Problem description:
Search the entries for the word "StateDept" and pull out each line that has it.

Material for this exercise:
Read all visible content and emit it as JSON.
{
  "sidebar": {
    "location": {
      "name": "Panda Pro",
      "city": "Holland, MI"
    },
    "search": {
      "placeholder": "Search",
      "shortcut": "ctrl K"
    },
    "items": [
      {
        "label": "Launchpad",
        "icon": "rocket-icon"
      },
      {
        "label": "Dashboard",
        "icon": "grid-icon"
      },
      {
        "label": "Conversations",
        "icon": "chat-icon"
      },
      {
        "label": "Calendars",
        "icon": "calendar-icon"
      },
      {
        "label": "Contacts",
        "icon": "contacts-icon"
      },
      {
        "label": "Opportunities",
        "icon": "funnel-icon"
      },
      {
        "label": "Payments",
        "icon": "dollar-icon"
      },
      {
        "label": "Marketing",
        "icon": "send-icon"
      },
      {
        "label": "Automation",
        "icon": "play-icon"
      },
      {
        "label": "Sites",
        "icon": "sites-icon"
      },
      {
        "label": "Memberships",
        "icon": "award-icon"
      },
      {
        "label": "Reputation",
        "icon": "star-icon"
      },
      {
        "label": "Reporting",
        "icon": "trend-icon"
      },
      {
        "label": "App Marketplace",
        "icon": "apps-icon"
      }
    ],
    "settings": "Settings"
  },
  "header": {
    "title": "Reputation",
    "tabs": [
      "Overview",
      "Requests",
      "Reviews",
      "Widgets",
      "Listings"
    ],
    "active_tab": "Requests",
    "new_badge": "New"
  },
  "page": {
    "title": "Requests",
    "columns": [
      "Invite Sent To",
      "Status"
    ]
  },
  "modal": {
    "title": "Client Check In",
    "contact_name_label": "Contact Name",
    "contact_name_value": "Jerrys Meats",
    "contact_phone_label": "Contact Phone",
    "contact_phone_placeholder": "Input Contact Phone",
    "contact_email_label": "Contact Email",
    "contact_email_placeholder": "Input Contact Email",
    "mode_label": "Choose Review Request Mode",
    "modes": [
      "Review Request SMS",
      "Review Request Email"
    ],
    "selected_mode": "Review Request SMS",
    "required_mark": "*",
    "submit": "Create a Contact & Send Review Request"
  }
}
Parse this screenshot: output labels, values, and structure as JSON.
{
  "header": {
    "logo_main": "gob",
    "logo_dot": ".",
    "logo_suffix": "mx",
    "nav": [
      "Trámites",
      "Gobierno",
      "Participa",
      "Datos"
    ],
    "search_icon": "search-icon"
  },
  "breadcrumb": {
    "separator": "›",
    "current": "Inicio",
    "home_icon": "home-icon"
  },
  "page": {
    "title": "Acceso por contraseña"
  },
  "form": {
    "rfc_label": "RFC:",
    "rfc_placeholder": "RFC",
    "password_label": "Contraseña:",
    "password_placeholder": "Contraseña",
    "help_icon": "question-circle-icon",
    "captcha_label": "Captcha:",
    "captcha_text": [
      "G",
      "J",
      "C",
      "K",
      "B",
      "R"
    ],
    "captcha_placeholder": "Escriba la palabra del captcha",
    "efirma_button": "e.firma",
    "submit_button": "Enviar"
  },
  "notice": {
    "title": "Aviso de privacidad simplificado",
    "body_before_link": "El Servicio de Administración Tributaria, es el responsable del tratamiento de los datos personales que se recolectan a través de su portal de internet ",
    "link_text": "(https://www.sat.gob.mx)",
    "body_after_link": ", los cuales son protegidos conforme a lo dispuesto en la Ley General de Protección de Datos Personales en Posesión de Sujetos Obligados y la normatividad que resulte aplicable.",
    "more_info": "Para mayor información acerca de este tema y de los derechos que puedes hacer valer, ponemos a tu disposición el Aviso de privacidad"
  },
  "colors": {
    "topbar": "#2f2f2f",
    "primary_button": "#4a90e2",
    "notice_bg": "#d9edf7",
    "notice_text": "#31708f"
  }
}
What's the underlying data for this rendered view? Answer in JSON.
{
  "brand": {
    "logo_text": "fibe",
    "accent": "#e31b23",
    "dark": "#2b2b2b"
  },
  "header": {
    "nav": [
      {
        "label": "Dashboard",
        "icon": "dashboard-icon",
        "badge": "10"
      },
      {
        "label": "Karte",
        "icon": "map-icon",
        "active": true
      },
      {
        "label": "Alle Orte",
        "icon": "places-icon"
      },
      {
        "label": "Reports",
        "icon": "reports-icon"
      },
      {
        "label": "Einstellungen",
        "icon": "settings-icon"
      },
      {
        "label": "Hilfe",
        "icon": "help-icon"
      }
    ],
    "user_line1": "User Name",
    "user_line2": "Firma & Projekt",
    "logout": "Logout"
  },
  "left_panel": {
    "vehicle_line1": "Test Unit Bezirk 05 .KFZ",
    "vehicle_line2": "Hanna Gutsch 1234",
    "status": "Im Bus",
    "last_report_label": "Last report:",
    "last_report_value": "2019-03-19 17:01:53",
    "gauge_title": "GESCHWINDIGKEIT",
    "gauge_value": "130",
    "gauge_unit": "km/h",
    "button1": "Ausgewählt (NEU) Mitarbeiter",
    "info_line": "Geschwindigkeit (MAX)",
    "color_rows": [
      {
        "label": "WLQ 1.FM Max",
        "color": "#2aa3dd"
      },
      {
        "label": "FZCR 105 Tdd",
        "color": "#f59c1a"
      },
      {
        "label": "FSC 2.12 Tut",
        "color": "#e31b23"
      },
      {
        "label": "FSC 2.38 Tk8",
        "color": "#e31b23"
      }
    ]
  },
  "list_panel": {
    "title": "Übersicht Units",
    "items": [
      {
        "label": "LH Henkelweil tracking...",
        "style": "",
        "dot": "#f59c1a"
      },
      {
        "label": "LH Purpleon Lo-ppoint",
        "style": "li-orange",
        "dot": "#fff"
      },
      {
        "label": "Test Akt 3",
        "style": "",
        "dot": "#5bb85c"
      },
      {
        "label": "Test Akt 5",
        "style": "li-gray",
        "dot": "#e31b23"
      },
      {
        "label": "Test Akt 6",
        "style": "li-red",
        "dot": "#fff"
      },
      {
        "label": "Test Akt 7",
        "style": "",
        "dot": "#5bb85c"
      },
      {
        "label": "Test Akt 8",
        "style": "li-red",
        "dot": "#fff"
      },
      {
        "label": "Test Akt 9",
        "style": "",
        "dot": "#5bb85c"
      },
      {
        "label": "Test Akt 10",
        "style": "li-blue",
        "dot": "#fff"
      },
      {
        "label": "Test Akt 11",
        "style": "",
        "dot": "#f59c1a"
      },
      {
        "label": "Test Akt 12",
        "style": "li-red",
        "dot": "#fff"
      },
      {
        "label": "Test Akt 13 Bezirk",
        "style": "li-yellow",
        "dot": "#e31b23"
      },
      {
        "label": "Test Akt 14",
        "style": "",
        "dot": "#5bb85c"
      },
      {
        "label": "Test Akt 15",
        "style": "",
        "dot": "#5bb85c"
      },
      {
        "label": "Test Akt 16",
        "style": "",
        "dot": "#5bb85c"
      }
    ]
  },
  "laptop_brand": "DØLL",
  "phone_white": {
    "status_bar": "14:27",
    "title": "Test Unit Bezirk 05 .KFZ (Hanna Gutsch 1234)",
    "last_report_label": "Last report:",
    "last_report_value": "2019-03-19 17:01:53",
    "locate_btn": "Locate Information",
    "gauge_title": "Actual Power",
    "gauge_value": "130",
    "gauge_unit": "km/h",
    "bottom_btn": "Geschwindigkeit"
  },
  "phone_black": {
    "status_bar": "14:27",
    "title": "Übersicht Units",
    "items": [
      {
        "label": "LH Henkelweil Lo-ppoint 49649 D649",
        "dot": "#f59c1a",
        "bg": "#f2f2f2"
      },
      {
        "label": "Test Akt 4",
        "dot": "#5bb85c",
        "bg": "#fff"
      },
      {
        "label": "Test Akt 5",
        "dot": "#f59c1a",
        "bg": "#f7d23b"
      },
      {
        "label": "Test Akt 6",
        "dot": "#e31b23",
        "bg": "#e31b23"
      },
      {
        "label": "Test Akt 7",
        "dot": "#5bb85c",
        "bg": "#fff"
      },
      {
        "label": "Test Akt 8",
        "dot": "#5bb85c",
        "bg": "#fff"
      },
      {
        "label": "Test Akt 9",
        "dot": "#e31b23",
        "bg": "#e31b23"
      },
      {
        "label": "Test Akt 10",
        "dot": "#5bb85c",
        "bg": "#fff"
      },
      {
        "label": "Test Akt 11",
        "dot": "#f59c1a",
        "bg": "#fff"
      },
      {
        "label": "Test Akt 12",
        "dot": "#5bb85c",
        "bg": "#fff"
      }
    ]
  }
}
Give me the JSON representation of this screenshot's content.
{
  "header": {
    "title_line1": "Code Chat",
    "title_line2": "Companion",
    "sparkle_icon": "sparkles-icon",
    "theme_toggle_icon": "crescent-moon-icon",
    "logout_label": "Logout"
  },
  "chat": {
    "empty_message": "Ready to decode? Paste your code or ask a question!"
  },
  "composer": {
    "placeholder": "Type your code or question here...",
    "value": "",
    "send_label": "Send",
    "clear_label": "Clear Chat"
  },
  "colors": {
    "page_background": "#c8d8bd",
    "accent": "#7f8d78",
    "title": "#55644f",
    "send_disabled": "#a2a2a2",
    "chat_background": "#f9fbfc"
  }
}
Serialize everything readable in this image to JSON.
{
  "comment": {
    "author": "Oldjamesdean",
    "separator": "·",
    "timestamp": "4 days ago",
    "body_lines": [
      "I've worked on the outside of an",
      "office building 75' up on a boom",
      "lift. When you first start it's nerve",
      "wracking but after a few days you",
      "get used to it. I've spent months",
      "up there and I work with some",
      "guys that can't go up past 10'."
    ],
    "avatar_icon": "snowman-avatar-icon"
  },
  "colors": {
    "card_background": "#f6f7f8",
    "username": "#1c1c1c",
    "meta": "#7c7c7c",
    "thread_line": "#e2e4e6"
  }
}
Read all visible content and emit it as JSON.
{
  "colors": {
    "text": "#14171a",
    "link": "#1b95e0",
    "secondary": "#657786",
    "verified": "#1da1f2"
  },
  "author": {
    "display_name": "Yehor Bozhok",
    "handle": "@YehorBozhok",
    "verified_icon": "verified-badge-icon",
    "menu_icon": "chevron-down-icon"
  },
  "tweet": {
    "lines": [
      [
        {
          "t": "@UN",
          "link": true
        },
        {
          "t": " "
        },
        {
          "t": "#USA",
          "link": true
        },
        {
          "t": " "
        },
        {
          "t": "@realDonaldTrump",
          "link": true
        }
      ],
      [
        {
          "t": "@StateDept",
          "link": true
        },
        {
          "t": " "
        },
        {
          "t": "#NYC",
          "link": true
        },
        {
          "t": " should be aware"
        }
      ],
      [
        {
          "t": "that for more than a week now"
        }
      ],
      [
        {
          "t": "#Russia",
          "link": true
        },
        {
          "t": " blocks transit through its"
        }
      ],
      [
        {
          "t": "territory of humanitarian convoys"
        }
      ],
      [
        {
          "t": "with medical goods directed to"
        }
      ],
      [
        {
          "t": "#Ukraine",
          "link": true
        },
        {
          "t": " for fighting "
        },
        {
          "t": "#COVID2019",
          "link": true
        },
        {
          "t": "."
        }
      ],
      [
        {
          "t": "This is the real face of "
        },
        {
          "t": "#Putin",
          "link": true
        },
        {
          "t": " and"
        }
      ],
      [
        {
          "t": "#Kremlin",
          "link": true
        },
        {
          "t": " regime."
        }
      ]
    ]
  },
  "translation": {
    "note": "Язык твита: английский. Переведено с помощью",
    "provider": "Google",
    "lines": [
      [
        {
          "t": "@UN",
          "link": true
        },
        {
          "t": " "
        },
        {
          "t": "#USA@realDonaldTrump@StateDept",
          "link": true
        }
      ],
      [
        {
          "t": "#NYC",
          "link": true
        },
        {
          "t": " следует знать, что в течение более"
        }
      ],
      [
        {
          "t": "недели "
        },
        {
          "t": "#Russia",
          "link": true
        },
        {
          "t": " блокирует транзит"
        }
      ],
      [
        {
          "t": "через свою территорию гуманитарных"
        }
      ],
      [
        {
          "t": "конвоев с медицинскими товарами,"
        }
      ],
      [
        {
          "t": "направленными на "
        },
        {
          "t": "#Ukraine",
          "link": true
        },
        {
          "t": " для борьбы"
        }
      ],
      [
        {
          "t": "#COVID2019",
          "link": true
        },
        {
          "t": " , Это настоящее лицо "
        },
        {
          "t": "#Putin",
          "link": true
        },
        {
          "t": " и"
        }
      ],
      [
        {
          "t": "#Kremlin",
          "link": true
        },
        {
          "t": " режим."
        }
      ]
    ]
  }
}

Answer section:
          "t": "@StateDept",
          "t": "#USA@realDonaldTrump@StateDept",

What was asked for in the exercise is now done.